Superior Tibiofibular Joint
The two bones of leg, tibia and fibula are articulated with each other at two places. One is near the knee joint forming the superior tibiofibular joint. The other is near the ankle joint forming the inferior tibiofibular joint.
The superior tibiofibular joint is a synovial, plane, gliding joint.
Articular surfaces of superior tibiofibular joint:
The articulation is between the lateral condyle of tibia and the head of fibula. Both articular surfaces are flattened and covered by hyaline cartilage.
Capsule of superior tibiofibular joint:
The capsule of this joint surrounds it completely and is attached to the margins of the articular surfaces.
Ligaments of superior tibiofibular joint:
There are two important ligaments, designated as anterior ligament and posterior ligament, strengthening the capsule. The interosseous membrane, which connects the shafts of the tibia and fibula together, also adds greatly to the strength of this joint.
Synovial membrane of superior tibiofibular joint:

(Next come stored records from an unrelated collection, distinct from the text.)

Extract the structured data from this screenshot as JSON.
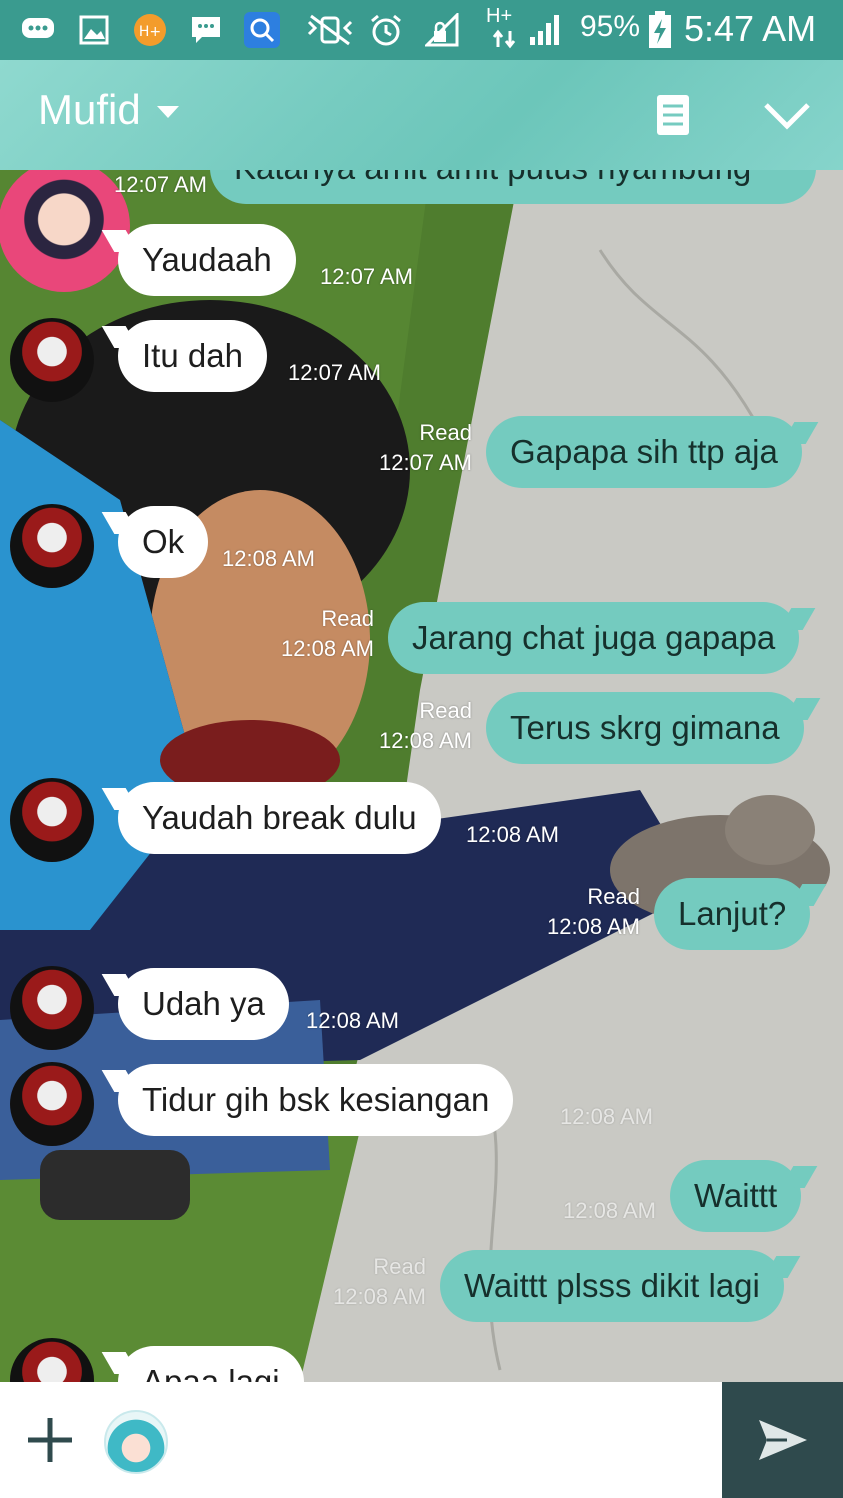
{
  "status_bar": {
    "battery": "95%",
    "time": "5:47 AM",
    "network": "H+",
    "network_badge": "H+"
  },
  "header": {
    "contact_name": "Mufid"
  },
  "messages": [
    {
      "text": "Katanya amit amit putus nyambung",
      "direction": "out",
      "time": "12:07 AM"
    },
    {
      "text": "Yaudaah",
      "direction": "in",
      "time": "12:07 AM"
    },
    {
      "text": "Itu dah",
      "direction": "in",
      "time": "12:07 AM"
    },
    {
      "text": "Gapapa sih ttp aja",
      "direction": "out",
      "status": "Read",
      "time": "12:07 AM"
    },
    {
      "text": "Ok",
      "direction": "in",
      "time": "12:08 AM"
    },
    {
      "text": "Jarang chat juga gapapa",
      "direction": "out",
      "status": "Read",
      "time": "12:08 AM"
    },
    {
      "text": "Terus skrg gimana",
      "direction": "out",
      "status": "Read",
      "time": "12:08 AM"
    },
    {
      "text": "Yaudah break dulu",
      "direction": "in",
      "time": "12:08 AM"
    },
    {
      "text": "Lanjut?",
      "direction": "out",
      "status": "Read",
      "time": "12:08 AM"
    },
    {
      "text": "Udah ya",
      "direction": "in",
      "time": "12:08 AM"
    },
    {
      "text": "Tidur gih bsk kesiangan",
      "direction": "in",
      "time": "12:08 AM"
    },
    {
      "text": "Waittt",
      "direction": "out",
      "time": "12:08 AM"
    },
    {
      "text": "Waittt plsss dikit lagi",
      "direction": "out",
      "status": "Read",
      "time": "12:08 AM"
    },
    {
      "text": "Apaa lagi",
      "direction": "in"
    }
  ],
  "input": {
    "placeholder": "",
    "value": ""
  },
  "icons": {
    "add": "plus-icon",
    "sticker": "sticker-icon",
    "send": "send-icon",
    "menu": "notes-icon",
    "collapse": "chevron-down-icon"
  },
  "colors": {
    "status_bar": "#3a9b8f",
    "header": "#76cbc0",
    "outgoing_bubble": "#74cbbf",
    "incoming_bubble": "#ffffff",
    "send_button": "#2f4a4d"
  }
}
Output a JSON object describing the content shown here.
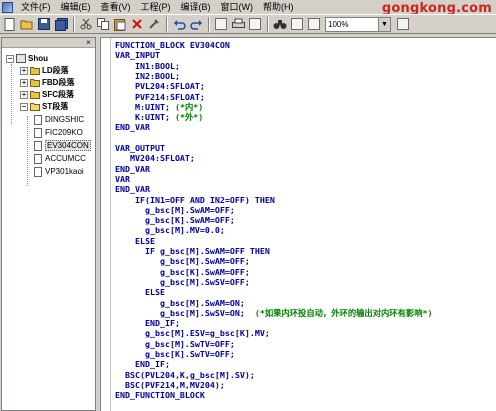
{
  "menu": {
    "items": [
      "文件(F)",
      "编辑(E)",
      "查看(V)",
      "工程(P)",
      "编译(B)",
      "窗口(W)",
      "帮助(H)"
    ]
  },
  "watermark": "gongkong.com",
  "toolbar": {
    "buttons": [
      "new-file",
      "open-folder",
      "save",
      "save-all",
      "cut",
      "copy",
      "paste",
      "delete",
      "build",
      "undo",
      "redo",
      "find-replace",
      "print",
      "print-preview",
      "binoculars-find",
      "find-next",
      "find-prev"
    ],
    "zoom_value": "100%"
  },
  "tree": {
    "root": "Shou",
    "groups": [
      "LD段落",
      "FBD段落",
      "SFC段落",
      "ST段落"
    ],
    "files": [
      "DINGSHIC",
      "FIC209KO",
      "EV304CON",
      "ACCUMCC",
      "VP301kaoi"
    ],
    "selected_file": "EV304CON"
  },
  "code": {
    "lines": [
      {
        "t": "FUNCTION_BLOCK EV304CON",
        "kw": true
      },
      {
        "t": "VAR_INPUT",
        "kw": true
      },
      {
        "t": "    IN1:BOOL;",
        "kw": true
      },
      {
        "t": "    IN2:BOOL;",
        "kw": true
      },
      {
        "t": "    PVL204:SFLOAT;",
        "kw": true
      },
      {
        "t": "    PVF214:SFLOAT;",
        "kw": true
      },
      {
        "t": "    M:UINT;",
        "kw": true,
        "c": "(*内*)"
      },
      {
        "t": "    K:UINT;",
        "kw": true,
        "c": "(*外*)"
      },
      {
        "t": "END_VAR",
        "kw": true
      },
      {
        "t": "",
        "kw": false
      },
      {
        "t": "VAR_OUTPUT",
        "kw": true
      },
      {
        "t": "   MV204:SFLOAT;",
        "kw": true
      },
      {
        "t": "END_VAR",
        "kw": true
      },
      {
        "t": "VAR",
        "kw": true
      },
      {
        "t": "END_VAR",
        "kw": true
      },
      {
        "t": "    IF(IN1=OFF AND IN2=OFF) THEN",
        "kw": true
      },
      {
        "t": "      g_bsc[M].SwAM=OFF;",
        "kw": true
      },
      {
        "t": "      g_bsc[K].SwAM=OFF;",
        "kw": true
      },
      {
        "t": "      g_bsc[M].MV=0.0;",
        "kw": true
      },
      {
        "t": "    ELSE",
        "kw": true
      },
      {
        "t": "      IF g_bsc[M].SwAM=OFF THEN",
        "kw": true
      },
      {
        "t": "         g_bsc[M].SwAM=OFF;",
        "kw": true
      },
      {
        "t": "         g_bsc[K].SwAM=OFF;",
        "kw": true
      },
      {
        "t": "         g_bsc[M].SwSV=OFF;",
        "kw": true
      },
      {
        "t": "      ELSE",
        "kw": true
      },
      {
        "t": "         g_bsc[M].SwAM=ON;",
        "kw": true
      },
      {
        "t": "         g_bsc[M].SwSV=ON;",
        "kw": true,
        "c": "(*如果内环投自动，外环的输出对内环有影响*)"
      },
      {
        "t": "      END_IF;",
        "kw": true
      },
      {
        "t": "      g_bsc[M].ESV=g_bsc[K].MV;",
        "kw": true
      },
      {
        "t": "      g_bsc[M].SwTV=OFF;",
        "kw": true
      },
      {
        "t": "      g_bsc[K].SwTV=OFF;",
        "kw": true
      },
      {
        "t": "    END_IF;",
        "kw": true
      },
      {
        "t": "  BSC(PVL204,K,g_bsc[M].SV);",
        "kw": true
      },
      {
        "t": "  BSC(PVF214,M,MV204);",
        "kw": true
      },
      {
        "t": "END_FUNCTION_BLOCK",
        "kw": true
      }
    ]
  }
}
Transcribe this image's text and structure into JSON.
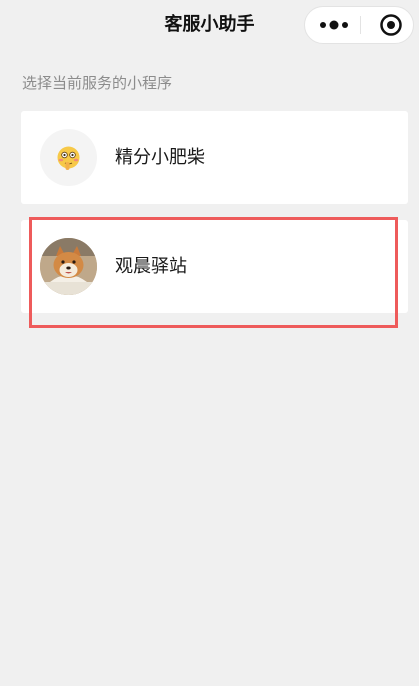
{
  "header": {
    "title": "客服小助手",
    "capsule": {
      "menu_icon": "more-dots-icon",
      "close_icon": "target-close-icon"
    }
  },
  "section": {
    "label": "选择当前服务的小程序"
  },
  "list": [
    {
      "name": "精分小肥柴",
      "avatar_icon": "flushed-face-emoji-icon"
    },
    {
      "name": "观晨驿站",
      "avatar_icon": "shiba-dog-photo"
    }
  ],
  "colors": {
    "background": "#f0f0f0",
    "card": "#ffffff",
    "highlight": "#ee5b5b"
  }
}
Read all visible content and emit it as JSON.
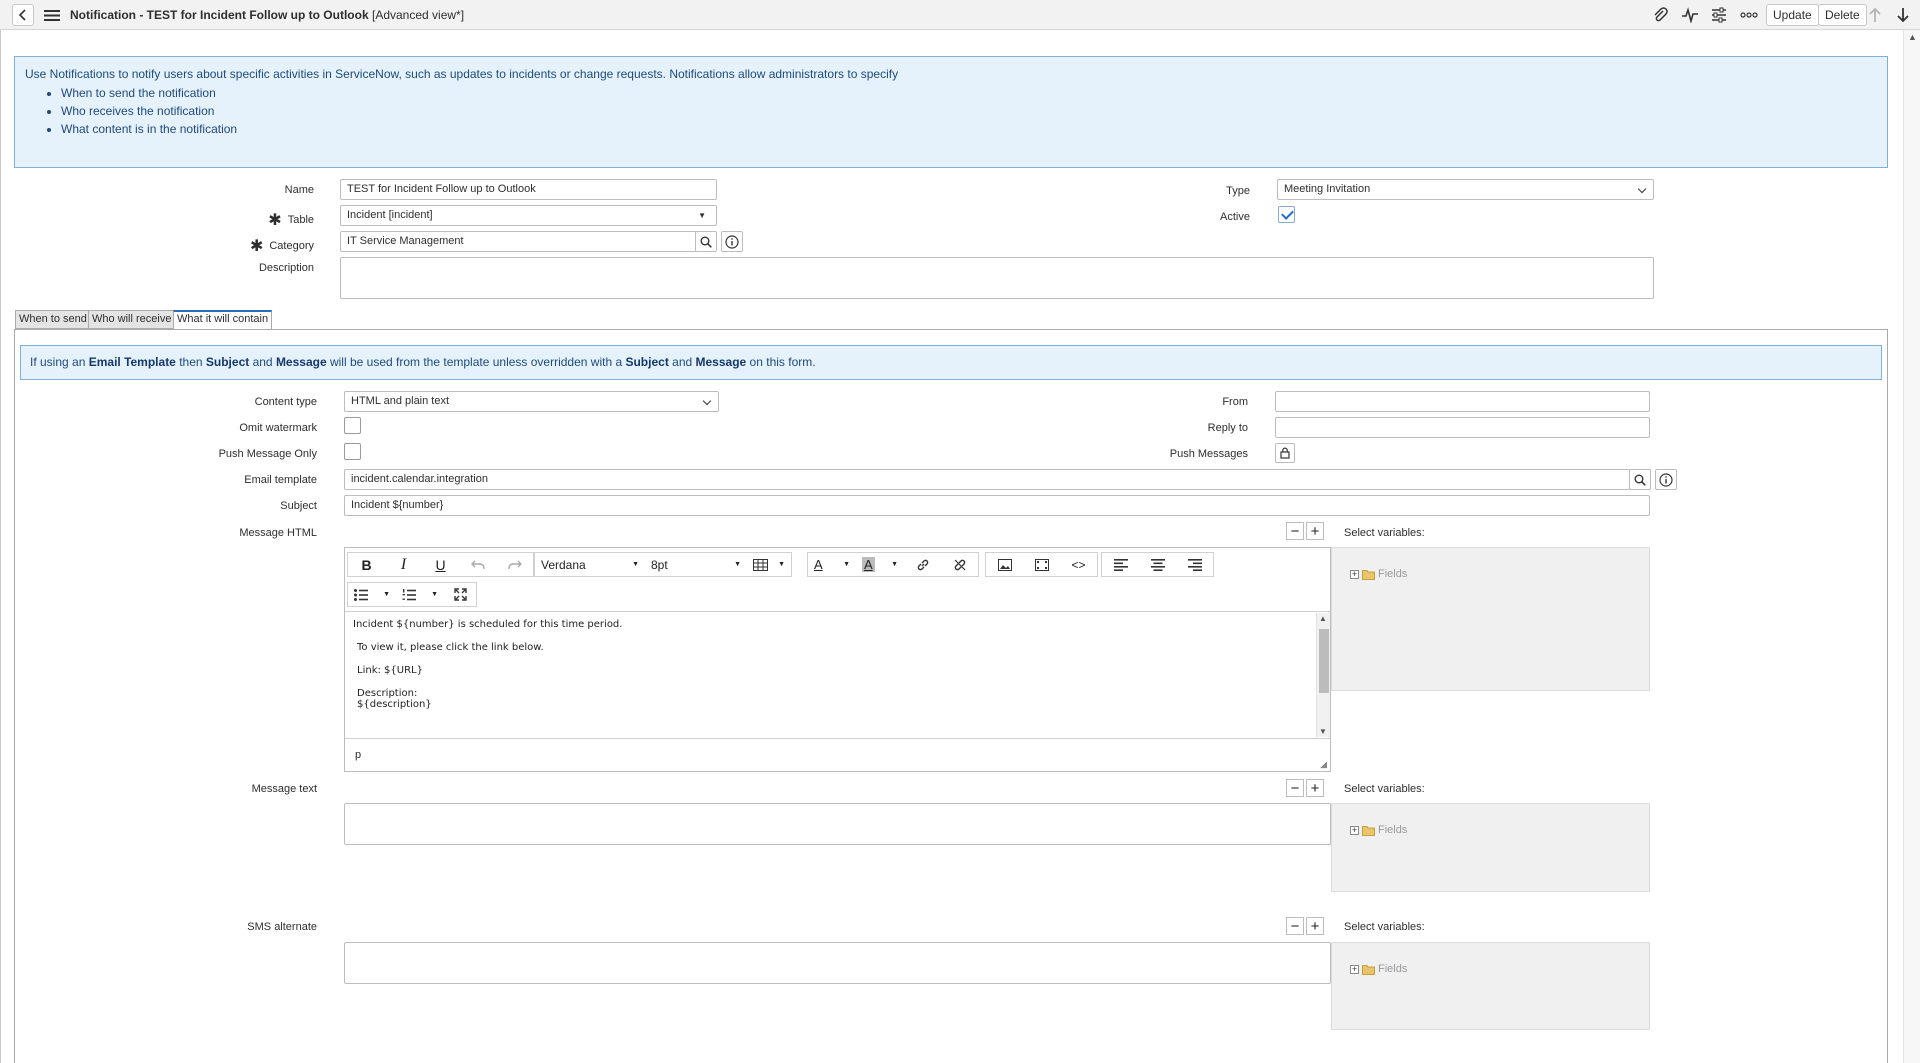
{
  "header": {
    "title": "Notification - TEST for Incident Follow up to Outlook",
    "view": "[Advanced view*]",
    "update_label": "Update",
    "delete_label": "Delete"
  },
  "info": {
    "intro": "Use Notifications to notify users about specific activities in ServiceNow, such as updates to incidents or change requests. Notifications allow administrators to specify",
    "bullets": [
      "When to send the notification",
      "Who receives the notification",
      "What content is in the notification"
    ]
  },
  "form": {
    "name_label": "Name",
    "name_value": "TEST for Incident Follow up to Outlook",
    "table_label": "Table",
    "table_value": "Incident [incident]",
    "category_label": "Category",
    "category_value": "IT Service Management",
    "description_label": "Description",
    "description_value": "",
    "type_label": "Type",
    "type_value": "Meeting Invitation",
    "active_label": "Active",
    "active": true,
    "required_mark": "✱"
  },
  "tabs": [
    {
      "label": "When to send",
      "active": false
    },
    {
      "label": "Who will receive",
      "active": false
    },
    {
      "label": "What it will contain",
      "active": true
    }
  ],
  "notice": {
    "p1": "If using an ",
    "b1": "Email Template",
    "p2": " then ",
    "b2": "Subject",
    "p3": " and ",
    "b3": "Message",
    "p4": " will be used from the template unless overridden with a ",
    "b4": "Subject",
    "p5": " and ",
    "b5": "Message",
    "p6": " on this form."
  },
  "contain": {
    "content_type_label": "Content type",
    "content_type_value": "HTML and plain text",
    "omit_watermark_label": "Omit watermark",
    "omit_watermark": false,
    "push_only_label": "Push Message Only",
    "push_only": false,
    "from_label": "From",
    "from_value": "",
    "reply_to_label": "Reply to",
    "reply_to_value": "",
    "push_messages_label": "Push Messages",
    "email_template_label": "Email template",
    "email_template_value": "incident.calendar.integration",
    "subject_label": "Subject",
    "subject_value": "Incident ${number}",
    "message_html_label": "Message HTML",
    "message_text_label": "Message text",
    "sms_label": "SMS alternate",
    "select_vars_label": "Select variables:",
    "fields_label": "Fields"
  },
  "editor": {
    "font_family": "Verdana",
    "font_size": "8pt",
    "line1": "Incident ${number} is scheduled for this time period.",
    "line2": "To view it, please click the link below.",
    "line3": "Link: ${URL}",
    "line4": "Description:",
    "line5": "${description}",
    "status_path": "p"
  }
}
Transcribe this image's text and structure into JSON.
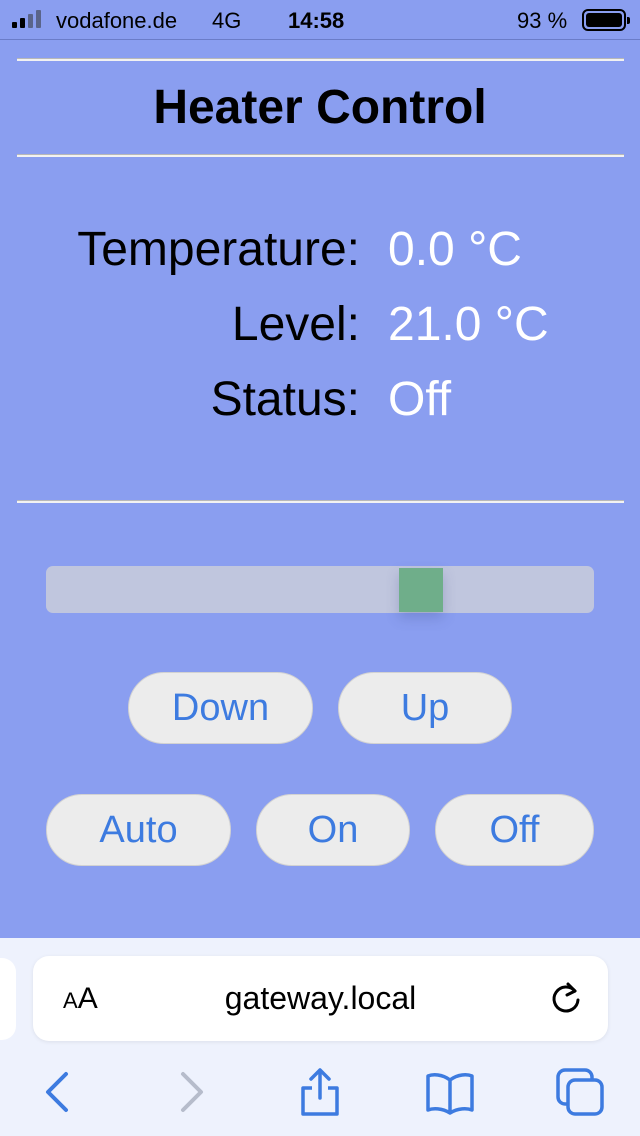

The synovial membrane of this joint lines the capsule and is attached to the margins of the articular surfaces. Sometimes, the synovial cavity may communicate with the popliteal bursa associated to the knee joint. Since the popliteal bursa communicates with the knee joint, the proximal tibiofibular joint may be indirectly in communication with the synovial cavity of knee joint.
Blood supply of superior tibiofibular joint:
This joint receives its blood supply from the inferior lateral genicular and anterior tibial recurrent arteries.
Nerve supply to superior tibiofibular joint:
Major part of the nerve supply comes from the common peroneal nerve, however, the nerve to popliteus muscle also give a few branches to this joint.
Movements of superior tibiofibular joint:
Only a small amount of gliding movement can take place during movements at the ankle. No other significant movement exists.